best timberland boots Artist alters mural at Tennessee elementary school that featured Confederate flags
A mural on the gym wall of South Cumberland Elementary School in Crossville, Tenn., has been modified to show a figure in a rival school uniform no longer hanging by his jersey from a tree branch. Confederate battle flags also were revised.
KNOXVILLE, Tenn. An artist updated a “rebel” themed mural in a Tennessee elementary school gym last weekend to remove paintings critics said glorified violence and a racist time in Southern history.
The mural on the gymnasium wall of Crossville South Cumberland Elementary School, whose mascot is a Rebel, originally featured Confederate battle flags and a drawing of a “Patriot” mascot from rival North Cumberland Elementary hanging from a tree branch by his jersey straps.
Tullahoma resident David Clark complained to the school system in December that the painting appeared to imply a lynching, and that the Confederate flags on the gym wall no longer were appropriate.
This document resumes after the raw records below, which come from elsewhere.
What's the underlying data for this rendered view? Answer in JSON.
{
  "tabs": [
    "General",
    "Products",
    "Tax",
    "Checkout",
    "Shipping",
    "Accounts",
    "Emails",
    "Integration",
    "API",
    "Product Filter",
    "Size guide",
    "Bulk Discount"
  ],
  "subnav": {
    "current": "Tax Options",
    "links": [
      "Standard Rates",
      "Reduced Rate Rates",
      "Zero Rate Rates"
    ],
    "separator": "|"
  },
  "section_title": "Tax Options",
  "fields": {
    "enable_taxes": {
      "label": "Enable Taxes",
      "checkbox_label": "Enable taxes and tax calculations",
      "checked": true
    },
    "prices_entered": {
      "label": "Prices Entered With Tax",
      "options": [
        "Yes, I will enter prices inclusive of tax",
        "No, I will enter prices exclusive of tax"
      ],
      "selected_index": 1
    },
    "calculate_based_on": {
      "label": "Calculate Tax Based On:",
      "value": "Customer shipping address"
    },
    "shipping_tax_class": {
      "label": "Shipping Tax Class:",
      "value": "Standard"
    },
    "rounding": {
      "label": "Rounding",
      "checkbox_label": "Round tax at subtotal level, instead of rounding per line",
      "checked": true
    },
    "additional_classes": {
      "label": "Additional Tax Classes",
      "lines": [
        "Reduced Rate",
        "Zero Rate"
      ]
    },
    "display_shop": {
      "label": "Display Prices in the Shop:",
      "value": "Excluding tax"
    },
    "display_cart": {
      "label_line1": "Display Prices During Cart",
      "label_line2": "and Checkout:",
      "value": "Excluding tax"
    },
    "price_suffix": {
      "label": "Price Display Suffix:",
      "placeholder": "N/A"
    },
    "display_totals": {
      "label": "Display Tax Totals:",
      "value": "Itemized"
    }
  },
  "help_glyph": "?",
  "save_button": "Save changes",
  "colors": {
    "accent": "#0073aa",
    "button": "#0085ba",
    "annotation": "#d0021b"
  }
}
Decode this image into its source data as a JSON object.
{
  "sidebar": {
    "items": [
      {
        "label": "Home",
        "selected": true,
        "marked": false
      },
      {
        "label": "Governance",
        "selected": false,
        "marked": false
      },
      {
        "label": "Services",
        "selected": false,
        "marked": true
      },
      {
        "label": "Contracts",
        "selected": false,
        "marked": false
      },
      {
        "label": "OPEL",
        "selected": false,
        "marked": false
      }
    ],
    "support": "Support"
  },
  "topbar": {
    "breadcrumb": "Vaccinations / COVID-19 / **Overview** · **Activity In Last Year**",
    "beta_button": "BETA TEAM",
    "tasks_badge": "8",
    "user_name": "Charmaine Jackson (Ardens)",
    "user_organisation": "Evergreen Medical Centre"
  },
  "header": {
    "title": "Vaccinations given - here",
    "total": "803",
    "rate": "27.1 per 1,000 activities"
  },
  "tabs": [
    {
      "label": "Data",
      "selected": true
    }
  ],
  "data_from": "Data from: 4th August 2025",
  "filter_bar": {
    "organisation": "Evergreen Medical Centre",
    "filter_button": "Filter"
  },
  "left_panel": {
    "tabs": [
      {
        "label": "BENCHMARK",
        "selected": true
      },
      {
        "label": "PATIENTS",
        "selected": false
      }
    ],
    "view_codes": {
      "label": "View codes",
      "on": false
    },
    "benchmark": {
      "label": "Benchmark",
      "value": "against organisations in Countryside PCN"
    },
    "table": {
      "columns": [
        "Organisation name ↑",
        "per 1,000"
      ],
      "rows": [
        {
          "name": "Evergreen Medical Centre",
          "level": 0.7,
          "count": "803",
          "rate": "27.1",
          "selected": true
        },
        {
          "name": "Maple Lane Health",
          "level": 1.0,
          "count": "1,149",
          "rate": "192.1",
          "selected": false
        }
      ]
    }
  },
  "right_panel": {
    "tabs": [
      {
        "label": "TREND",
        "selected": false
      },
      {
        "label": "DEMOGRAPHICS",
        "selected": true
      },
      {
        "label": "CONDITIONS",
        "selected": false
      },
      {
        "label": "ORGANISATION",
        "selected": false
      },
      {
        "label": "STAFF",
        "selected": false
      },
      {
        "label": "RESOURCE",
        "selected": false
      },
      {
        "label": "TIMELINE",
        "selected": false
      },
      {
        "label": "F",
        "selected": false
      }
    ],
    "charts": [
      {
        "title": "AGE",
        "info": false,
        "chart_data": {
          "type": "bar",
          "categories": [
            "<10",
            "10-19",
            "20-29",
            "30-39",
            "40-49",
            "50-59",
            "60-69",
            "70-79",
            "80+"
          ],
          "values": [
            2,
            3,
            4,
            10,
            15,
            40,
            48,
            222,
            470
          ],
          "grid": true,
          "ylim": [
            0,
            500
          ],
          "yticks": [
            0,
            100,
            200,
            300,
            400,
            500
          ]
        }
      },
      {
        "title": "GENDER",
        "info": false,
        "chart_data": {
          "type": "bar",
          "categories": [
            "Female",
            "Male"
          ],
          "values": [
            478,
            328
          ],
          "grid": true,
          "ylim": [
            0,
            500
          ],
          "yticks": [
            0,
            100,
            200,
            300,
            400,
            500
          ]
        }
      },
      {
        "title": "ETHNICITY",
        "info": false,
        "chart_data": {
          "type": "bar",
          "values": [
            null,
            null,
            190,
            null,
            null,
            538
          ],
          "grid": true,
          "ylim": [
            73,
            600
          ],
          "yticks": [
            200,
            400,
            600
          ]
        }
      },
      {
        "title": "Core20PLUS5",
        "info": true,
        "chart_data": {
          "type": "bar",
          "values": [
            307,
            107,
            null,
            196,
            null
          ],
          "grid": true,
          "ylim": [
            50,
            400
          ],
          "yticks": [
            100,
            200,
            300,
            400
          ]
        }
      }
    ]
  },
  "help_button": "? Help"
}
Capitol
Local artist Tim Burgess changed the mural over the weekend, according to Jane Franklin, assistant to director of schools Janet Graham and the school board.
The tree branch was painted over, and the Patriot now has a dust cloud, what comic artists call a “briffit,” underneath him. The flag carried by the Rebel now is solid red except for white letters reading “SCE,
” and larger Confederate battle flags on another wall of the gym also have been replaced with the words “Dread the Red.”
Graham told the Crossville Chronicle newspaper that Burgess painted the original mural, adapted from a student’s drawing in the early 2000s. (The school opened in 1980, adopting the Rebel mascot then.) Franklin said there’d been no complaints prior to Clark’s, but that the school system has since received some messages of support for the change.
This mural in the gym at South Cumberland Elementary School in Crossville depicts a Rebel, the school mascot, at a lynching of a Patriot, the school main rival team. It since been modified so that the Patriot is no longer hanging from the tree.
Opinions on Clark’s post on social media about the mural, and subsequent news stories, was divided, however.
And the Chronicle reported a petition against the change circulating had 165 signatures as of Monday morning.
a community we should have been involved in the decision making of what could be done over the mural,” the petition read. “Whether it stay, be updated or just covered up. We shouldn allow someone outside our town dicate [sic] or make us look small minded because they don want to see our history. I for one vote to have this agenda brought up in a school board meeting and took [sic] seriously to make this decision right by how we feel in the community.